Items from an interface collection

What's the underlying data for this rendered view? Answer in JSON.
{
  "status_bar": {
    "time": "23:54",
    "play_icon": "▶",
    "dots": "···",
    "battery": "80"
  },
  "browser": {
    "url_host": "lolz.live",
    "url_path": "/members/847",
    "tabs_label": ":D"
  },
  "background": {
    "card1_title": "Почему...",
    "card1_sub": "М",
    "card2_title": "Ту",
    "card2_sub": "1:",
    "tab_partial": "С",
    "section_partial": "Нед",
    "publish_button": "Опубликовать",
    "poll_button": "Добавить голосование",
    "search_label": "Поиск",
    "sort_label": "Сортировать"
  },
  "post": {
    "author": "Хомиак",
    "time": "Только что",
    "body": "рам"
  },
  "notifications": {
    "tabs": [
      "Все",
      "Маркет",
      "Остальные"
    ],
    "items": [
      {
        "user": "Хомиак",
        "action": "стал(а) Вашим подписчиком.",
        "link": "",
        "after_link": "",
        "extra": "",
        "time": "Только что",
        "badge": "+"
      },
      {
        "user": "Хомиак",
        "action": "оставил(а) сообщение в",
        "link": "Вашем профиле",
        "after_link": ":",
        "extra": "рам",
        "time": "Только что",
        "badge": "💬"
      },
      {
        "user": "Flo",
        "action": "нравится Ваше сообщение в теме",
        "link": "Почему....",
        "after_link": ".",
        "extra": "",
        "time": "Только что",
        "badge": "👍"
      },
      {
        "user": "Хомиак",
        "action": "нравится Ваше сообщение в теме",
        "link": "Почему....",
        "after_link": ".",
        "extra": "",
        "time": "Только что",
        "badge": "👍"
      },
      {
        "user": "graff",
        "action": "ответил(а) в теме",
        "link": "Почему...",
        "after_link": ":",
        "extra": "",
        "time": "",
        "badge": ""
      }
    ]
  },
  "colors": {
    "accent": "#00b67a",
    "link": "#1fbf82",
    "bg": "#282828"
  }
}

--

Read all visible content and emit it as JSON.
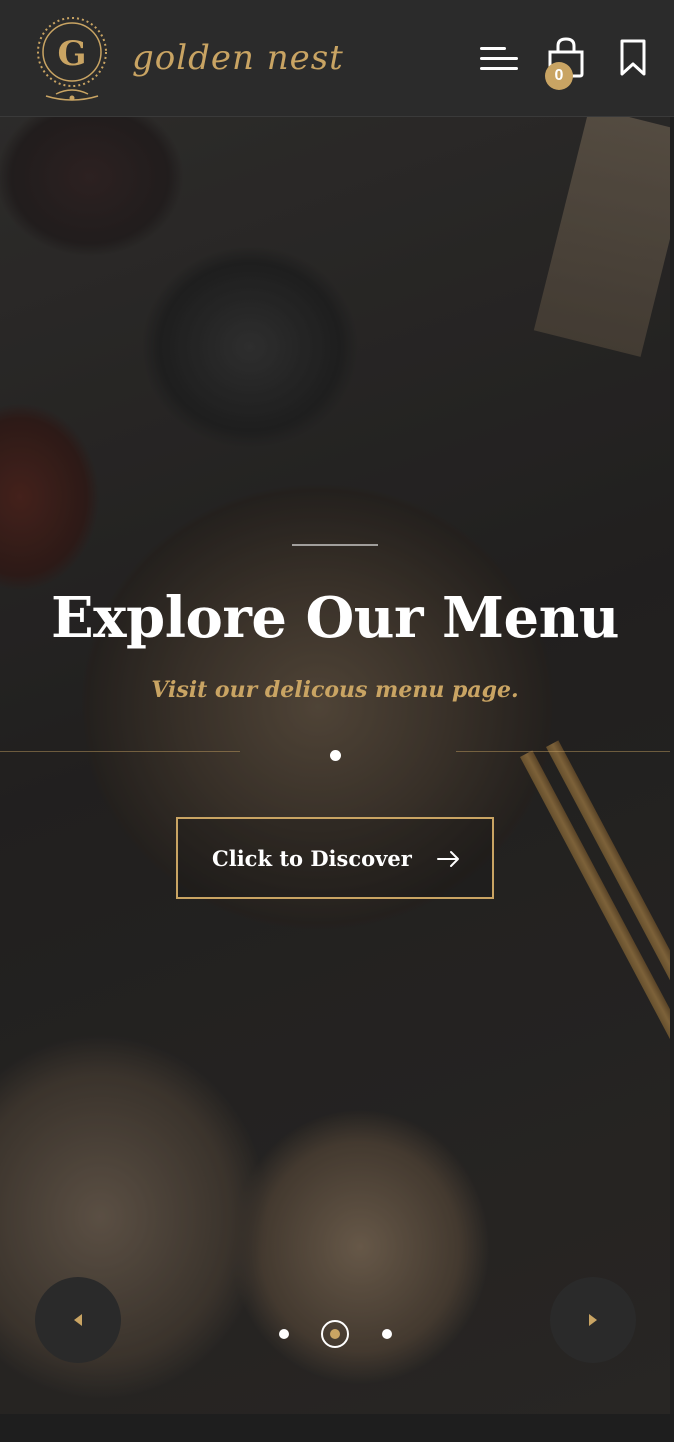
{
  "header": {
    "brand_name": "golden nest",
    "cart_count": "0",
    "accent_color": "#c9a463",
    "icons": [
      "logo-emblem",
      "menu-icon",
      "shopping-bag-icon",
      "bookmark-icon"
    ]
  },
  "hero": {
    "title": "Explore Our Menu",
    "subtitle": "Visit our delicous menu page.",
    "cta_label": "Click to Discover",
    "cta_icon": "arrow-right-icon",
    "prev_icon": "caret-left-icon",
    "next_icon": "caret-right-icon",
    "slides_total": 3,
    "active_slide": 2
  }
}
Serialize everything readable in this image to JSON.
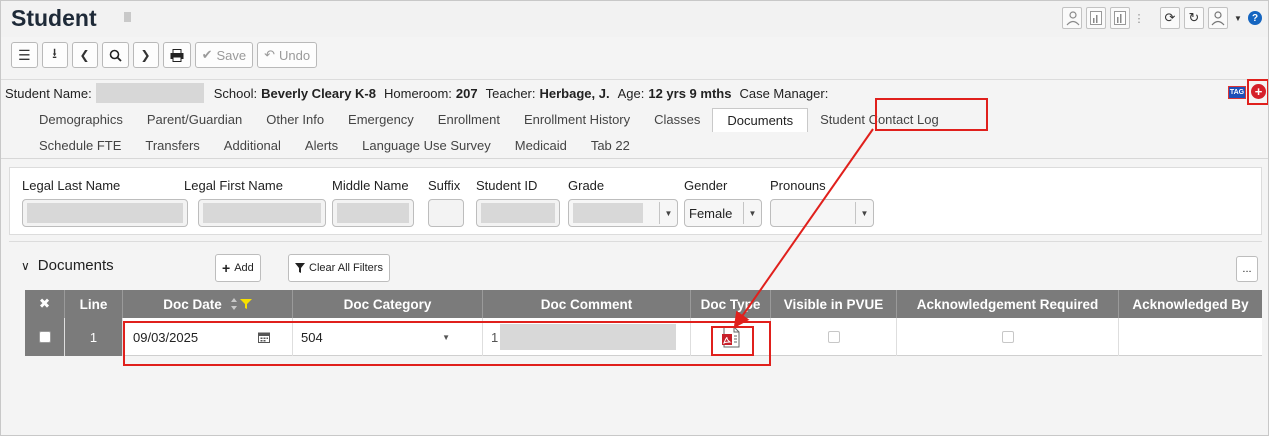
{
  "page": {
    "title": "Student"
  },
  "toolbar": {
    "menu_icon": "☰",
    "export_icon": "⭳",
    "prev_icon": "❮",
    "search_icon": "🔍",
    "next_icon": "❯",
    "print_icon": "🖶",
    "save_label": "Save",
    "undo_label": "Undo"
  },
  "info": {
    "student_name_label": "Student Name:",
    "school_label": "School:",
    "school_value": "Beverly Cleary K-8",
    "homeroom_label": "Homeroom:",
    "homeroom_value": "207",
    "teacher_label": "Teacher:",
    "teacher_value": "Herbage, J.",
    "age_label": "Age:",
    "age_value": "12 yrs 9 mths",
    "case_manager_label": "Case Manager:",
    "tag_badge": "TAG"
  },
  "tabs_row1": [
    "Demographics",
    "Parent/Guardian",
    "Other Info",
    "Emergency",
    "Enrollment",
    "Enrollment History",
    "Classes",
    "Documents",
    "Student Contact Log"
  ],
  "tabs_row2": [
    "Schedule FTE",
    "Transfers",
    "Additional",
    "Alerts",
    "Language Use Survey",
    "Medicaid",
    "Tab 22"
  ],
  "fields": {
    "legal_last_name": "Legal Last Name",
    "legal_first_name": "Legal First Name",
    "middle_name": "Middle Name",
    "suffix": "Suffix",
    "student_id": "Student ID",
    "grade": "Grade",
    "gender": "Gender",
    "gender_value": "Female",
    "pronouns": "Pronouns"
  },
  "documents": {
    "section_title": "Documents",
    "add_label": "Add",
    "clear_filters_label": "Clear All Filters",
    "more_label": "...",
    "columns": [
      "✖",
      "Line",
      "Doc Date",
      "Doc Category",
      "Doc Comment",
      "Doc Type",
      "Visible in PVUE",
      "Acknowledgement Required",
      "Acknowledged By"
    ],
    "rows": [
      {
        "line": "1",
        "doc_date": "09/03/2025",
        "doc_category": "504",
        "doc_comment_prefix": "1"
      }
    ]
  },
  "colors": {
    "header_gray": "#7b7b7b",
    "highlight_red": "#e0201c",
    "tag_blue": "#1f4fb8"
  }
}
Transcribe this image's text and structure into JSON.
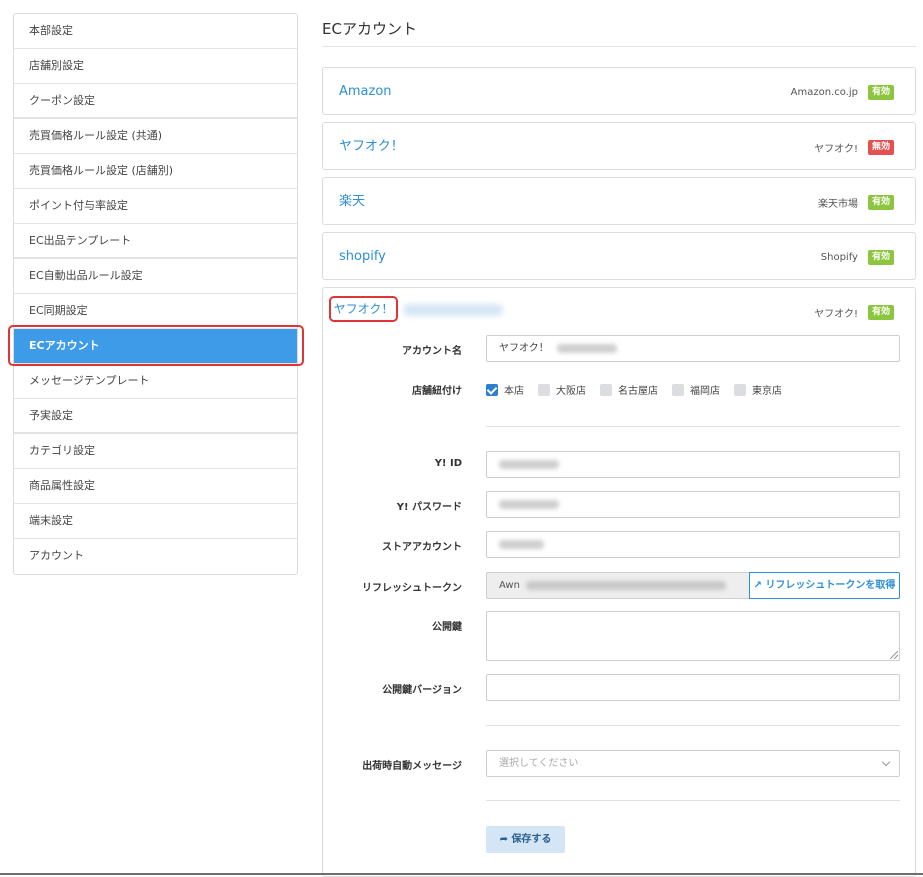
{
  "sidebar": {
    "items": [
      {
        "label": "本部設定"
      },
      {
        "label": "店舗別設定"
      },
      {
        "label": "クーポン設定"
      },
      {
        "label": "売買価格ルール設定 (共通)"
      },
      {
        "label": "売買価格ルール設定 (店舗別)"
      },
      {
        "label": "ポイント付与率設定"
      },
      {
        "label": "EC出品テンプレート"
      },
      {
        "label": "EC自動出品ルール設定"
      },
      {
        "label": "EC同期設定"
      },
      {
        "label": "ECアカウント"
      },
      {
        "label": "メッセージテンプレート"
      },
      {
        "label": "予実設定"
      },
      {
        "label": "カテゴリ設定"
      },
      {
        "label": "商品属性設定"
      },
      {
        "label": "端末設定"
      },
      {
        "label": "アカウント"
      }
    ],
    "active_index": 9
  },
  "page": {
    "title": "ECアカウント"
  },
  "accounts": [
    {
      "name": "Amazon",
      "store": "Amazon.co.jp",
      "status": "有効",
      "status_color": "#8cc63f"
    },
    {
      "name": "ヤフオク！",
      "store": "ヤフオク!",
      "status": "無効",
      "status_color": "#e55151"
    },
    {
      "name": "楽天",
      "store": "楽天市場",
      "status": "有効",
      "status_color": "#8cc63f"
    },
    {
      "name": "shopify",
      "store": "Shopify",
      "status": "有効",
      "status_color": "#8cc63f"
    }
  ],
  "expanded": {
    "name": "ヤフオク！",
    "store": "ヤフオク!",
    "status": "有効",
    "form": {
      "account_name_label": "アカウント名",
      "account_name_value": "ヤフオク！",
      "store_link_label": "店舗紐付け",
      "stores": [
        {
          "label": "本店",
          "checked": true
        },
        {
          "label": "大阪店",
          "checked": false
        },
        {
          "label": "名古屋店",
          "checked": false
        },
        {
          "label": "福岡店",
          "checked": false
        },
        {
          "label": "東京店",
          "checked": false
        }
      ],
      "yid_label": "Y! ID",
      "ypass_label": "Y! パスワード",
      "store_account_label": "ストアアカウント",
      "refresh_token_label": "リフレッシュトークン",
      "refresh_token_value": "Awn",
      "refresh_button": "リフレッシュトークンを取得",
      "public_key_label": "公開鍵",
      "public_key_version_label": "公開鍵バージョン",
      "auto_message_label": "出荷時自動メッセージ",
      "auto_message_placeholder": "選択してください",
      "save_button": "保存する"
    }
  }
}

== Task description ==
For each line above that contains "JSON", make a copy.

== Answer to this task ==
What's the underlying data for this rendered view? Answer in JSON.
Read all visible content and emit it as JSON.
Serialize everything readable in this image to JSON.
Transcribe this image's text and structure into JSON.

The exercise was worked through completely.